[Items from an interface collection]
-- Opening Marker --
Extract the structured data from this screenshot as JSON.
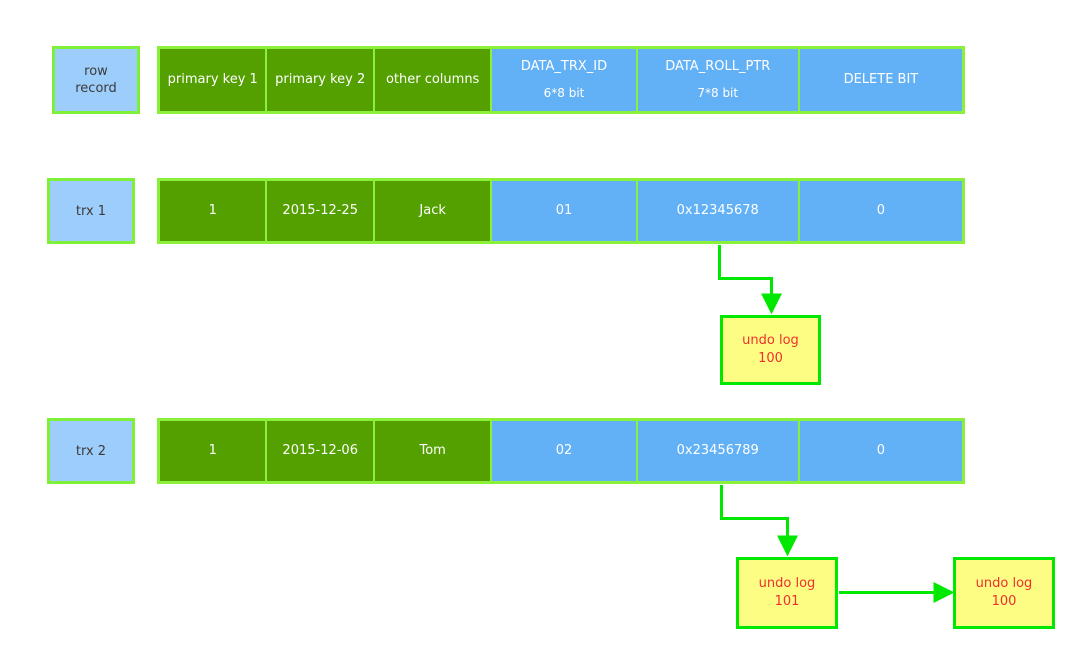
{
  "diagram": {
    "title": "MySQL InnoDB row record with DATA_TRX_ID / DATA_ROLL_PTR and undo log chain",
    "colors": {
      "label_fill": "#9ccdfb",
      "label_border": "#7ef03a",
      "green_cell": "#53a000",
      "blue_cell": "#62b0f5",
      "row_border": "#8bf03a",
      "undo_fill": "#fdfd84",
      "undo_border": "#00e800",
      "undo_text": "#f03030",
      "arrow": "#00e800"
    }
  },
  "labels": {
    "row_record": "row\nrecord",
    "trx1": "trx 1",
    "trx2": "trx 2"
  },
  "columns": {
    "primary_key_1": "primary key 1",
    "primary_key_2": "primary key 2",
    "other_columns": "other columns",
    "data_trx_id": "DATA_TRX_ID",
    "data_trx_id_sub": "6*8 bit",
    "data_roll_ptr": "DATA_ROLL_PTR",
    "data_roll_ptr_sub": "7*8 bit",
    "delete_bit": "DELETE BIT"
  },
  "rows": {
    "trx1": {
      "primary_key_1": "1",
      "primary_key_2": "2015-12-25",
      "other_columns": "Jack",
      "data_trx_id": "01",
      "data_roll_ptr": "0x12345678",
      "delete_bit": "0"
    },
    "trx2": {
      "primary_key_1": "1",
      "primary_key_2": "2015-12-06",
      "other_columns": "Tom",
      "data_trx_id": "02",
      "data_roll_ptr": "0x23456789",
      "delete_bit": "0"
    }
  },
  "undo_logs": {
    "top_100": "undo log\n100",
    "bottom_101": "undo log\n101",
    "bottom_100": "undo log\n100"
  }
}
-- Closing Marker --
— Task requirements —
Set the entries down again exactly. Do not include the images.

— Task solution —
Extract the structured data from this screenshot as JSON.
{
  "diagram": {
    "title": "MySQL InnoDB row record with DATA_TRX_ID / DATA_ROLL_PTR and undo log chain",
    "colors": {
      "label_fill": "#9ccdfb",
      "label_border": "#7ef03a",
      "green_cell": "#53a000",
      "blue_cell": "#62b0f5",
      "row_border": "#8bf03a",
      "undo_fill": "#fdfd84",
      "undo_border": "#00e800",
      "undo_text": "#f03030",
      "arrow": "#00e800"
    }
  },
  "labels": {
    "row_record": "row\nrecord",
    "trx1": "trx 1",
    "trx2": "trx 2"
  },
  "columns": {
    "primary_key_1": "primary key 1",
    "primary_key_2": "primary key 2",
    "other_columns": "other columns",
    "data_trx_id": "DATA_TRX_ID",
    "data_trx_id_sub": "6*8 bit",
    "data_roll_ptr": "DATA_ROLL_PTR",
    "data_roll_ptr_sub": "7*8 bit",
    "delete_bit": "DELETE BIT"
  },
  "rows": {
    "trx1": {
      "primary_key_1": "1",
      "primary_key_2": "2015-12-25",
      "other_columns": "Jack",
      "data_trx_id": "01",
      "data_roll_ptr": "0x12345678",
      "delete_bit": "0"
    },
    "trx2": {
      "primary_key_1": "1",
      "primary_key_2": "2015-12-06",
      "other_columns": "Tom",
      "data_trx_id": "02",
      "data_roll_ptr": "0x23456789",
      "delete_bit": "0"
    }
  },
  "undo_logs": {
    "top_100": "undo log\n100",
    "bottom_101": "undo log\n101",
    "bottom_100": "undo log\n100"
  }
}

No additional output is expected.